PATTERSON -- A day after Patterson High School was locked down because of widespread fighting, a teacher found three shotgun shell casings in a classroom, sparking another security scare.
Sheriff's spokesman Royjindar Singh said the shotgun shells were placed in a manner that was "meant to be found" as a prank or an act of intimidation. The casings likely were dropped at the school early Thursday, he said, because deputies thoroughly swept all the classrooms the previous day and didn't find them.
Dogs searched the campus Wednesday and again Thursday, looking for weapons, Singh said.
Other schools in Stanislaus County increased security as a precaution.
Modesto police put extra patrols around junior high and high school campuses, Sgt. Pat Kimes said. He said the investigation in Patterson so far shows no connection to Modesto.
Despite beefed-up security, attendance was sparse on the Patterson campus of 1,600 students. About 250 stayed home, although some showed up later in the day after district officials assured them that the campus was safe, Superintendent Patrick Sweeney said.
Rachel Fisiahi, 14, said there were only seven students in her first class of the day, and most of her other classes were poorly attended.
"It was empty in all the classrooms," said Celeste Castillo, 14.
School officials added two supervisors and brought in retired administrators to help. Several sheriff's deputies patrolled the campus and the area around the school throughout the day.
Tammie Cooper opted to have her daughter stay away from school and said she will likely do the same today. It was a tough decision, she said, because her daughter is a senior and doesn't want to miss classes. But she said her daughter's safety is more important.
'Way out of control'
"Patterson is not equipped to handle things like that. It's way out of control. They said it was OK to send children back, but parents are still devastated," Cooper said.
Nine students have been arrested and suspended. All nine are facing expulsion, school officials said.
The fights began about 9:45 a.m. Wednesday as half the school's students were outdoors for a 15-minute nutrition break. Someone pulled a fire alarm to get one student to come outside, Singh said, and as the rest of the students evacuated, the fights broke out.
"We believe it was planned fights between rival gangs," Sweeney said.
Initial reports put the number of students brawling at about 100, but district officials said Thursday during a news conference that they believe the number is much lower. Sweeney estimated that 12 to 25 students were engaged in the fights and the rest were onlookers.

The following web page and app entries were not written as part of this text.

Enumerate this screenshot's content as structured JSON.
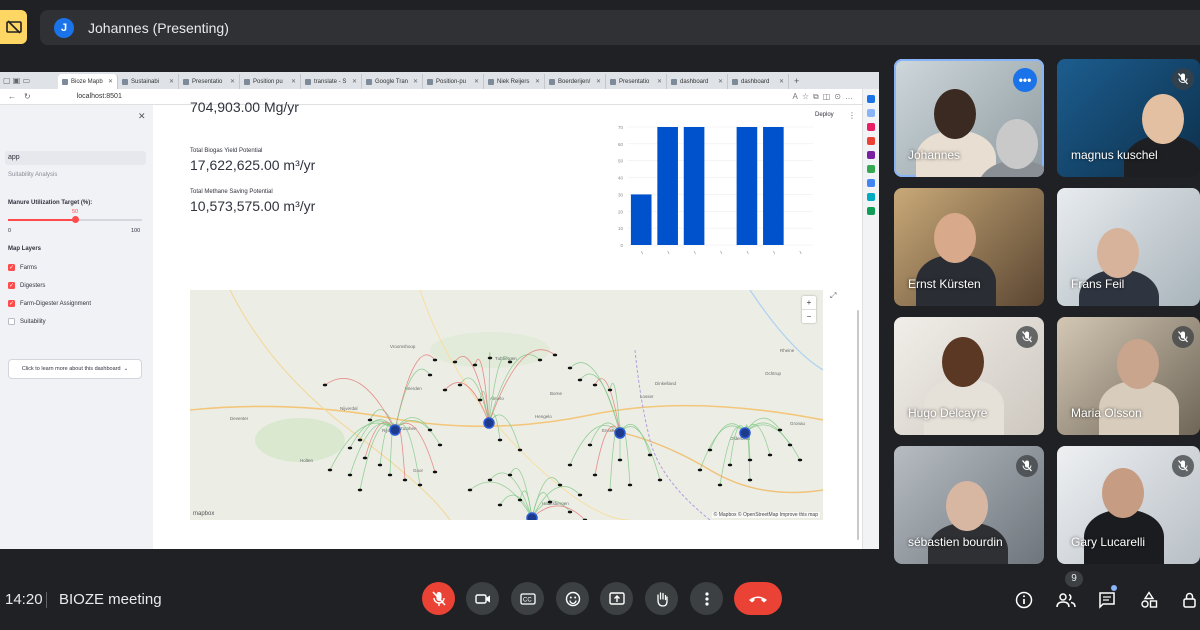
{
  "meet": {
    "presenter_initial": "J",
    "presenter_label": "Johannes (Presenting)",
    "time": "14:20",
    "meeting_name": "BIOZE meeting",
    "participant_count": "9"
  },
  "browser": {
    "tabs": [
      "Bioze Mapb",
      "Sustainabi",
      "Presentatio",
      "Position pu",
      "translate - S",
      "Google Tran",
      "Position-pu",
      "Niek Reijers",
      "Boerderijen/",
      "Presentatio",
      "dashboard",
      "dashboard"
    ],
    "url": "localhost:8501"
  },
  "app": {
    "page_item": "app",
    "page_sub": "Suitability Analysis",
    "slider_label": "Manure Utilization Target (%):",
    "slider_value": "50",
    "slider_min": "0",
    "slider_max": "100",
    "layers_title": "Map Layers",
    "layers": [
      {
        "label": "Farms",
        "checked": true
      },
      {
        "label": "Digesters",
        "checked": true
      },
      {
        "label": "Farm-Digester Assignment",
        "checked": true
      },
      {
        "label": "Suitability",
        "checked": false
      }
    ],
    "learn_more": "Click to learn more about this dashboard",
    "deploy": "Deploy",
    "top_partial_value": "704,903.00 Mg/yr",
    "metric1_label": "Total Biogas Yield Potential",
    "metric1_value": "17,622,625.00 m³/yr",
    "metric2_label": "Total Methane Saving Potential",
    "metric2_value": "10,573,575.00 m³/yr",
    "map_credit": "© Mapbox © OpenStreetMap  Improve this map",
    "mapbox_logo": "mapbox",
    "map_places": [
      "Zutphen",
      "Hengelo",
      "Enschede",
      "Haaksbergen",
      "Almelo",
      "Nijverdal",
      "Rijssen",
      "Holten",
      "Goor",
      "Oldenzaal",
      "Losser",
      "Borne",
      "Wierden",
      "Deventer",
      "Nationaal Park De Sallandse Heuvelrug",
      "Vroomshoop",
      "Tubbergen",
      "Rheine",
      "Ochtrup",
      "Dinkelland",
      "Gronau"
    ]
  },
  "chart_data": {
    "type": "bar",
    "categories": [
      "",
      "",
      "",
      "",
      "",
      "",
      ""
    ],
    "values": [
      30,
      70,
      70,
      0,
      70,
      70,
      0
    ],
    "yticks": [
      "70",
      "60",
      "50",
      "40",
      "30",
      "20",
      "10",
      "0"
    ],
    "ylim": [
      0,
      70
    ],
    "color": "#0052cc"
  },
  "participants": [
    {
      "name": "Johannes",
      "muted": false
    },
    {
      "name": "magnus kuschel",
      "muted": true
    },
    {
      "name": "Ernst Kürsten",
      "muted": false
    },
    {
      "name": "Frans Feil",
      "muted": false
    },
    {
      "name": "Hugo Delcayre",
      "muted": true
    },
    {
      "name": "Maria Olsson",
      "muted": true
    },
    {
      "name": "sébastien bourdin",
      "muted": true
    },
    {
      "name": "Gary Lucarelli",
      "muted": true
    }
  ],
  "colors": {
    "accent": "#ff4b4b",
    "meet_red": "#ea4335",
    "meet_blue": "#8ab4f8",
    "bar": "#0052cc"
  }
}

Sweeney defended the district's decision not to notify parents until 1:20 p.m. Wednesday, more than three hours after the fights broke out and the campus was put on lockdown. Students were released at 1:30 p.m.
The district has a communication system that notified about 6,000 parents by phone simultaneously. Sweeney said that the district waited to send the message to ensure that deputies had enough time search the campus for a gun. None was found.

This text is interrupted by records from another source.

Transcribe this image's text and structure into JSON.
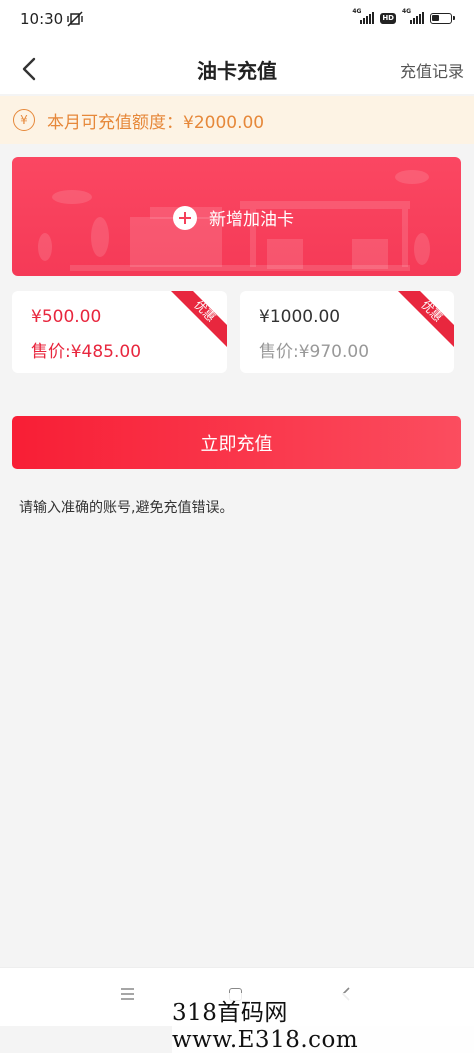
{
  "status_bar": {
    "time": "10:30",
    "net1": "4G",
    "hd": "HD",
    "net2": "4G",
    "battery_level": 0.4
  },
  "nav": {
    "title": "油卡充值",
    "record_link": "充值记录"
  },
  "quota": {
    "icon_symbol": "¥",
    "text": "本月可充值额度：¥2000.00"
  },
  "add_card": {
    "label": "新增加油卡"
  },
  "options": [
    {
      "face": "¥500.00",
      "price": "售价:¥485.00",
      "badge": "优惠",
      "selected": true
    },
    {
      "face": "¥1000.00",
      "price": "售价:¥970.00",
      "badge": "优惠",
      "selected": false
    }
  ],
  "action": {
    "recharge_label": "立即充值"
  },
  "tip": "请输入准确的账号,避免充值错误。",
  "watermark": "318首码网 www.E318.com",
  "colors": {
    "accent": "#f5405a",
    "orange": "#e6883a",
    "quota_bg": "#fdf3e4"
  }
}
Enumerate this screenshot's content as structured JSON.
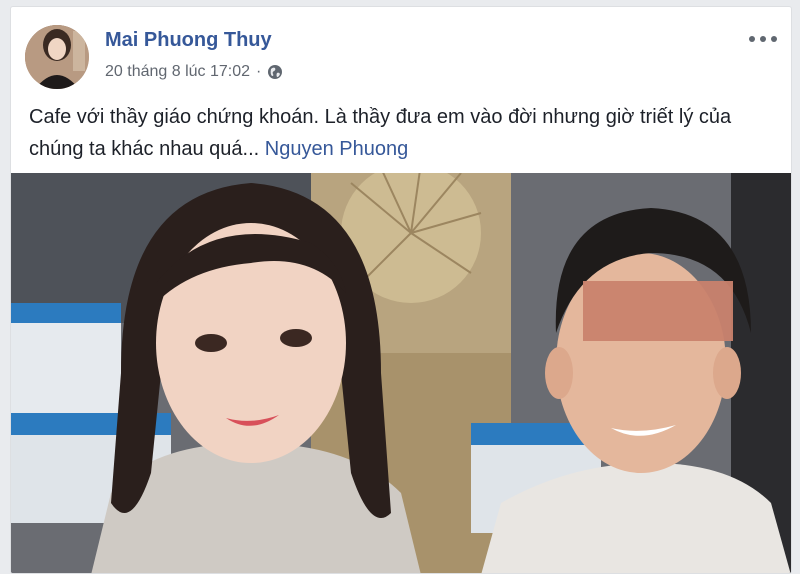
{
  "post": {
    "author": "Mai Phuong Thuy",
    "timestamp": "20 tháng 8 lúc 17:02",
    "separator": "·",
    "privacy_icon": "globe-icon",
    "more_icon": "more-options-icon",
    "text": "Cafe với thầy giáo chứng khoán. Là thầy đưa em vào đời nhưng giờ triết lý của chúng ta khác nhau quá...",
    "tagged_name": "Nguyen Phuong"
  },
  "colors": {
    "link": "#365899",
    "text": "#1d2129",
    "meta": "#616770",
    "background": "#e9ebee"
  }
}
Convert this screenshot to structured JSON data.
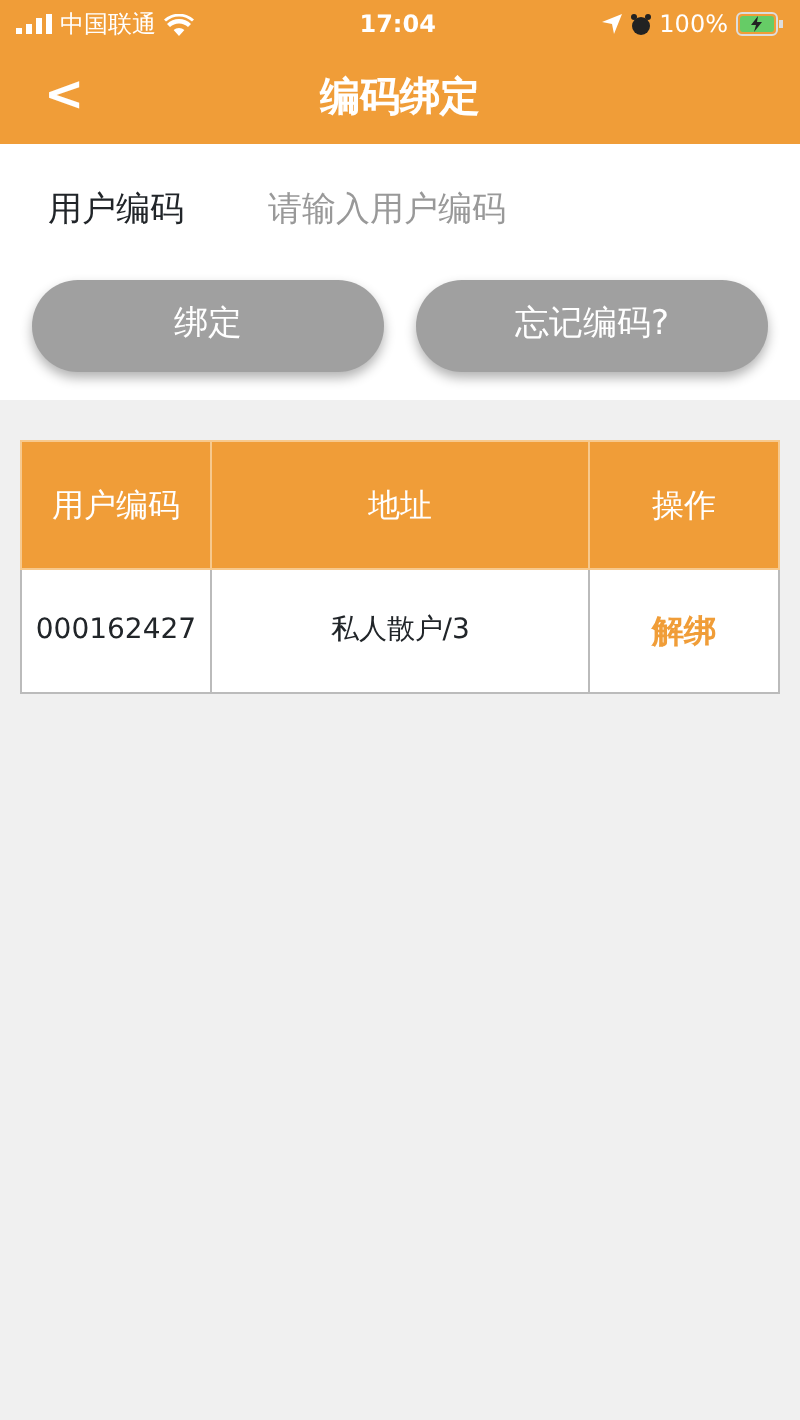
{
  "status_bar": {
    "carrier": "中国联通",
    "time": "17:04",
    "battery": "100%"
  },
  "nav": {
    "back": "<",
    "title": "编码绑定"
  },
  "form": {
    "label": "用户编码",
    "placeholder": "请输入用户编码"
  },
  "buttons": [
    "绑定",
    "忘记编码?"
  ],
  "table": {
    "columns": [
      "用户编码",
      "地址",
      "操作"
    ],
    "rows": [
      {
        "code": "000162427",
        "address": "私人散户/3",
        "action": "解绑"
      }
    ]
  }
}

"We didn't have much to tell them," Sweeney said.
The lack of information infuriated a number of parents who gathered on the lawn outside the school Wednesday during the 3½-hour ordeal, waiting for the students to be released. Most of the 200 parents who were waiting had been called by their children via cell phone or heard about the lockdown on the news.
Polly Marbel said she heard about the incident on the radio. Marbel went to the high school just as the students were being released, and was able to pick up her 16-year-old daughter. When she got home, she had a message on her answering machine from the school, but Marbel wondered why she wasn't notified sooner.
"I understand that it's hard to call everyone, but there were a lot of upset parents," said Marbel, who thought about keeping her 16-year-old daughter home from school Thursday but decided against it after hearing reports that nothing had been found on campus.
"I felt it was safe to go to school. There were no shootings, no stabbings, so I found it acceptable," Marbel said.
Teams target gang members
Police Chief Tyrone Spencer said that additional deputies are patrolling the city, and enforcement teams are targeting gang members. The teams will identify gang members and "give them the option of stopping gang activity, leaving Patterson or going to jail," he said.
Singh said four deputies will patrol tonight's football game at Patterson High School, a typical figure for the event. However, the school district will have additional staff on hand and deputies will patrol the area around the stadium.
People should feel "absolutely safe" attending the game, he said.
Spencer said Wednesday's melee was instigated by a relatively new Patterson-based gang called the Runners. The gang has at least 30 known members, most of whom have ties to a similar Bay Area gang.
"They are actively involved in altercations with Norteños and Sureños," said Spencer, who described the Runners as the gang causing the "single most number of issues" in Patterson.
Bee staff writer Christina Salerno can be reached at firstname.lastname@example.org or 238-4574.